Tuesday, June 14, 2005

With us, against us... or maybe just help us out?

With the latest disclosure of the Defense Department's reluctance to support an independent investigation into the killing of (at least) hundreds of civilians in Uzbekistan we have to ask ourselves if our stated position of "with us or with the terrorists" is real, or just lip-service-as-usual.

With the failure to find WMD in Iraq, the Bush administration has emphasized the need to spread freedom and democracy not only in the region, but throughout the world. Apparently, the credo doesn't involve shinning a spotlight on some of the more authoritarian regimes in the area... especially if they provide bases for US Troops.

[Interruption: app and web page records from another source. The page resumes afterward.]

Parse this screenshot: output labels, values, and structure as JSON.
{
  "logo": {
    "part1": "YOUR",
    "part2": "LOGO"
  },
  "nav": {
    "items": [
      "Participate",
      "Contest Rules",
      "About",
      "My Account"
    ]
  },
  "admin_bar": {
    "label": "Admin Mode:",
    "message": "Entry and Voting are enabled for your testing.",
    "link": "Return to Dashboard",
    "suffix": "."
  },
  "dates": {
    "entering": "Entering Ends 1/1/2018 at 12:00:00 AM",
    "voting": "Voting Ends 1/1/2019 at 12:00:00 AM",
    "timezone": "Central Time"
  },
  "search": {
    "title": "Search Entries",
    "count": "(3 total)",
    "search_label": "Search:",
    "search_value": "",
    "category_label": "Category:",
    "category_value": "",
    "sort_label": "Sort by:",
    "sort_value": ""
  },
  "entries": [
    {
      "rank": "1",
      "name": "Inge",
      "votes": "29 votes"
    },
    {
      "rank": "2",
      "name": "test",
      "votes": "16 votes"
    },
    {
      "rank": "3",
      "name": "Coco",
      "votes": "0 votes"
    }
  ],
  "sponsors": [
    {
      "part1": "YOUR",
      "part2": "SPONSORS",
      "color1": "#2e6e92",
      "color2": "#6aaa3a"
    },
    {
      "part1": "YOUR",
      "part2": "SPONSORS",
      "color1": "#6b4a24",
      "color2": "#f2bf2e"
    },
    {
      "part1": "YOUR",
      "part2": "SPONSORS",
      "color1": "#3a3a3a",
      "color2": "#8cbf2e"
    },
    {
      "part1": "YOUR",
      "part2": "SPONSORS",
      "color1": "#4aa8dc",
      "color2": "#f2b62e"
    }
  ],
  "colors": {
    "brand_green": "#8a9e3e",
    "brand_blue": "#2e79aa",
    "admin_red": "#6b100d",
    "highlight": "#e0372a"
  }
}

The Uzbek government has admitted that 173 people were killed on May 13 in Andijan but independent witnesses and human rights organizations put the number of victims at between 500 and 1,000. Human Rights Watch, for instance, has called the incident a "massacre." Karimov has portrayed the killings as a necessary response to a revolt by Islamic extremists.

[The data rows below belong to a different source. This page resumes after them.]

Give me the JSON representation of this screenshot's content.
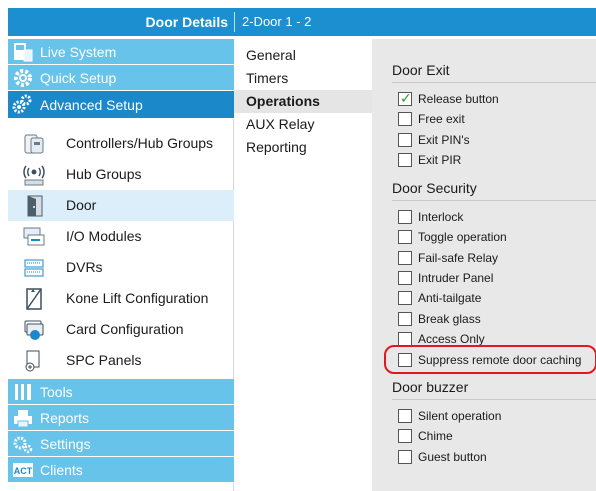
{
  "header": {
    "title": "Door Details",
    "door_name": "2-Door 1 - 2",
    "bar_color": "#1c8fd1"
  },
  "sidebar": {
    "top_items": [
      {
        "label": "Live System",
        "icon": "live-system-icon"
      },
      {
        "label": "Quick Setup",
        "icon": "quick-setup-gear-icon"
      },
      {
        "label": "Advanced Setup",
        "icon": "advanced-setup-gears-icon"
      }
    ],
    "sub_items": [
      {
        "label": "Controllers/Hub Groups",
        "icon": "controller-icon"
      },
      {
        "label": "Hub Groups",
        "icon": "hub-wireless-icon"
      },
      {
        "label": "Door",
        "icon": "door-icon"
      },
      {
        "label": "I/O Modules",
        "icon": "io-module-icon"
      },
      {
        "label": "DVRs",
        "icon": "dvr-icon"
      },
      {
        "label": "Kone Lift Configuration",
        "icon": "lift-icon"
      },
      {
        "label": "Card Configuration",
        "icon": "card-icon"
      },
      {
        "label": "SPC Panels",
        "icon": "spc-panel-icon"
      }
    ],
    "bottom_items": [
      {
        "label": "Tools",
        "icon": "tools-icon"
      },
      {
        "label": "Reports",
        "icon": "printer-icon"
      },
      {
        "label": "Settings",
        "icon": "settings-gears-icon"
      },
      {
        "label": "Clients",
        "icon": "act-logo-icon"
      }
    ],
    "light_color": "#68c3ea",
    "dark_color": "#1b88c9",
    "selected": "Door"
  },
  "tabs": [
    {
      "label": "General"
    },
    {
      "label": "Timers"
    },
    {
      "label": "Operations"
    },
    {
      "label": "AUX Relay"
    },
    {
      "label": "Reporting"
    }
  ],
  "active_tab": "Operations",
  "sections": {
    "door_exit": {
      "title": "Door Exit",
      "options": [
        {
          "label": "Release button",
          "checked": true
        },
        {
          "label": "Free exit",
          "checked": false
        },
        {
          "label": "Exit PIN's",
          "checked": false
        },
        {
          "label": "Exit PIR",
          "checked": false
        }
      ]
    },
    "door_security": {
      "title": "Door Security",
      "options": [
        {
          "label": "Interlock",
          "checked": false
        },
        {
          "label": "Toggle operation",
          "checked": false
        },
        {
          "label": "Fail-safe Relay",
          "checked": false
        },
        {
          "label": "Intruder Panel",
          "checked": false
        },
        {
          "label": "Anti-tailgate",
          "checked": false
        },
        {
          "label": "Break glass",
          "checked": false
        },
        {
          "label": "Access Only",
          "checked": false
        },
        {
          "label": "Suppress remote door caching",
          "checked": false
        }
      ]
    },
    "door_buzzer": {
      "title": "Door buzzer",
      "options": [
        {
          "label": "Silent operation",
          "checked": false
        },
        {
          "label": "Chime",
          "checked": false
        },
        {
          "label": "Guest button",
          "checked": false
        }
      ]
    }
  },
  "check_mark": "✓",
  "highlight_color": "#e0191f"
}
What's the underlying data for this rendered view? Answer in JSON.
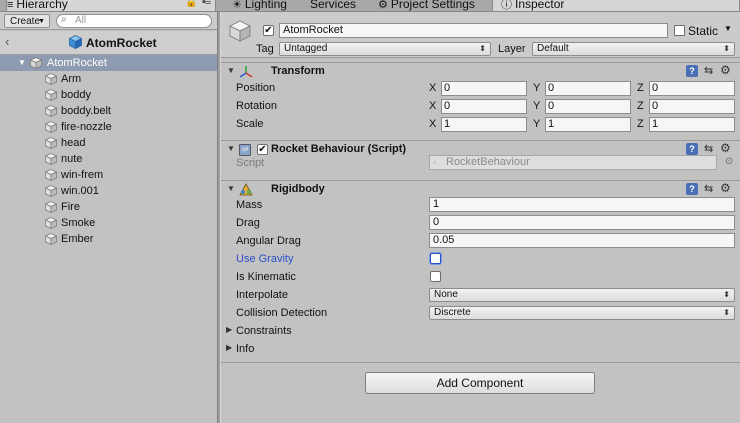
{
  "tabs": {
    "hierarchy": "Hierarchy",
    "lighting": "Lighting",
    "services": "Services",
    "project_settings": "Project Settings",
    "inspector": "Inspector"
  },
  "hierarchy": {
    "create_label": "Create",
    "search_placeholder": "All",
    "scene_title": "AtomRocket",
    "root_item": "AtomRocket",
    "children": [
      "Arm",
      "boddy",
      "boddy.belt",
      "fire-nozzle",
      "head",
      "nute",
      "win-frem",
      "win.001",
      "Fire",
      "Smoke",
      "Ember"
    ]
  },
  "inspector": {
    "object_name": "AtomRocket",
    "static_label": "Static",
    "tag_label": "Tag",
    "tag_value": "Untagged",
    "layer_label": "Layer",
    "layer_value": "Default",
    "transform": {
      "title": "Transform",
      "position_label": "Position",
      "rotation_label": "Rotation",
      "scale_label": "Scale",
      "axis_x": "X",
      "axis_y": "Y",
      "axis_z": "Z",
      "position": [
        "0",
        "0",
        "0"
      ],
      "rotation": [
        "0",
        "0",
        "0"
      ],
      "scale": [
        "1",
        "1",
        "1"
      ]
    },
    "rocket": {
      "title": "Rocket Behaviour (Script)",
      "script_label": "Script",
      "script_value": "RocketBehaviour",
      "badge": "c#"
    },
    "rigidbody": {
      "title": "Rigidbody",
      "mass_label": "Mass",
      "mass": "1",
      "drag_label": "Drag",
      "drag": "0",
      "angular_drag_label": "Angular Drag",
      "angular_drag": "0.05",
      "use_gravity_label": "Use Gravity",
      "is_kinematic_label": "Is Kinematic",
      "interpolate_label": "Interpolate",
      "interpolate_value": "None",
      "collision_label": "Collision Detection",
      "collision_value": "Discrete",
      "constraints_label": "Constraints",
      "info_label": "Info"
    },
    "add_component": "Add Component"
  },
  "icons": {
    "help": "?",
    "preset": "⇆",
    "gear": "⚙"
  },
  "colors": {
    "selection": "#8e9ab0",
    "use_gravity_text": "#2e50c8",
    "help_icon": "#4a6fb5"
  }
}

At least some in our government are calling for accountability. A group of senators, four Republican and two Democrats, wrote a letter to the administration urging it to reconsider its relationship with the Uzbek’s.

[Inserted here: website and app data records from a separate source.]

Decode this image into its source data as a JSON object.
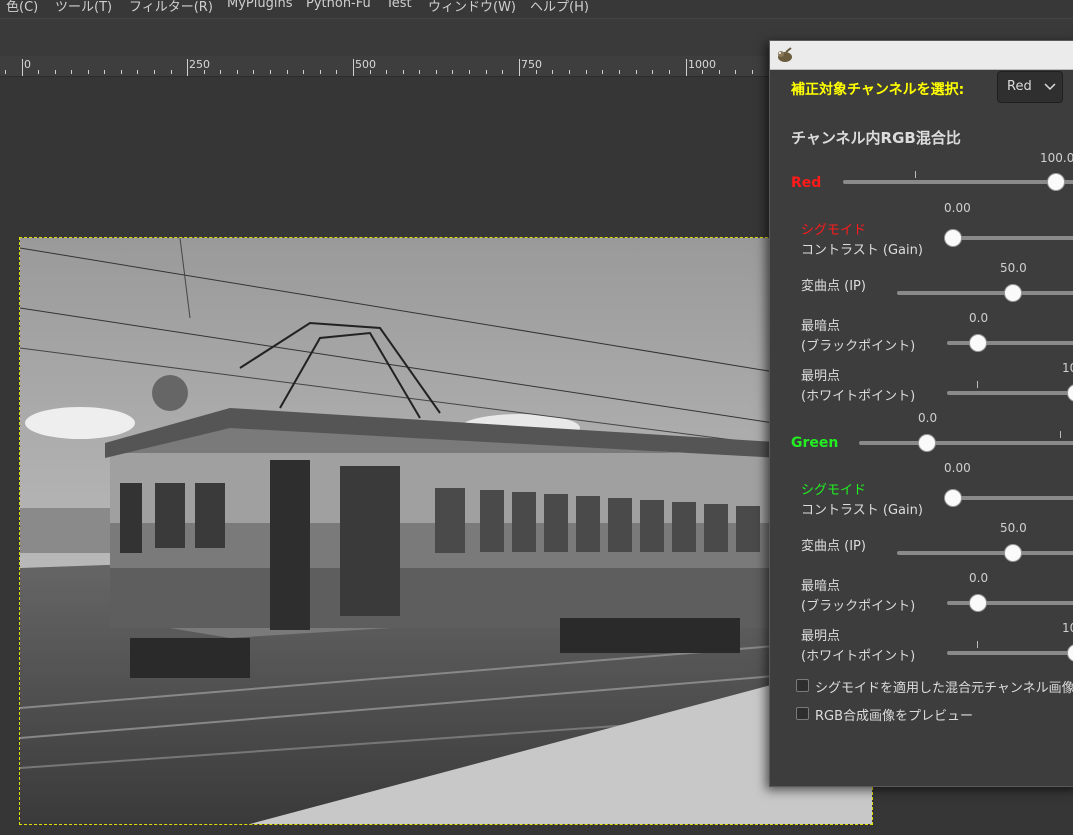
{
  "menubar": {
    "items": [
      "色(C)",
      "ツール(T)",
      "フィルター(R)",
      "MyPlugins",
      "Python-Fu",
      "Test",
      "ウィンドウ(W)",
      "ヘルプ(H)"
    ]
  },
  "ruler": {
    "labels": [
      "0",
      "250",
      "500",
      "750",
      "1000"
    ]
  },
  "dialog": {
    "channel_select_label": "補正対象チャンネルを選択:",
    "channel_select_value": "Red",
    "section_title": "チャンネル内RGB混合比",
    "red": {
      "label": "Red",
      "value": "100.0",
      "sigmoid_label": "シグモイド",
      "gain_label": "コントラスト (Gain)",
      "gain_value": "0.00",
      "ip_label": "変曲点 (IP)",
      "ip_value": "50.0",
      "black_label_1": "最暗点",
      "black_label_2": "(ブラックポイント)",
      "black_value": "0.0",
      "white_label_1": "最明点",
      "white_label_2": "(ホワイトポイント)",
      "white_value": "10"
    },
    "green": {
      "label": "Green",
      "value": "0.0",
      "sigmoid_label": "シグモイド",
      "gain_label": "コントラスト (Gain)",
      "gain_value": "0.00",
      "ip_label": "変曲点 (IP)",
      "ip_value": "50.0",
      "black_label_1": "最暗点",
      "black_label_2": "(ブラックポイント)",
      "black_value": "0.0",
      "white_label_1": "最明点",
      "white_label_2": "(ホワイトポイント)",
      "white_value": "10"
    },
    "checkbox_1_label": "シグモイドを適用した混合元チャンネル画像",
    "checkbox_2_label": "RGB合成画像をプレビュー",
    "colors": {
      "title_yellow": "#ffff00",
      "red": "#ff1a1a",
      "green": "#22ee22"
    }
  }
}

"Particularly after freedom's advances in Ukraine, Georgia and Kyrgyzstan, we believe that the United States must be careful about being too closely associated with a government that has killed hundreds of demonstrators and refused international calls for a transparent investigation," the senators wrote.

The real issue here is, again, this administration's innate ability to get the public to believe in a policy vision that it portrays (i.e. – spreading freedom) while simultaneously pursuing policy that’s antithetical to that vision.

The
United States has always pursued a foreign policy that served its own ends. This administration (and the Reagan administration – can someone say Iran-Contra?) simply uses these phrases to play on the patriotism and pride of a free citizenry.

Are we becoming mindless puppies? Following, without question, where-ever our leaders go?

The problem I see is that the more the public silently accepts or explains-away these disconnects between stated policy and action, the more that public gives up exercising that freedom. And once you stop ‘acting’ free – you really aren’t free.

1 comment:

Anonymous said...

Best regards from NY!
» »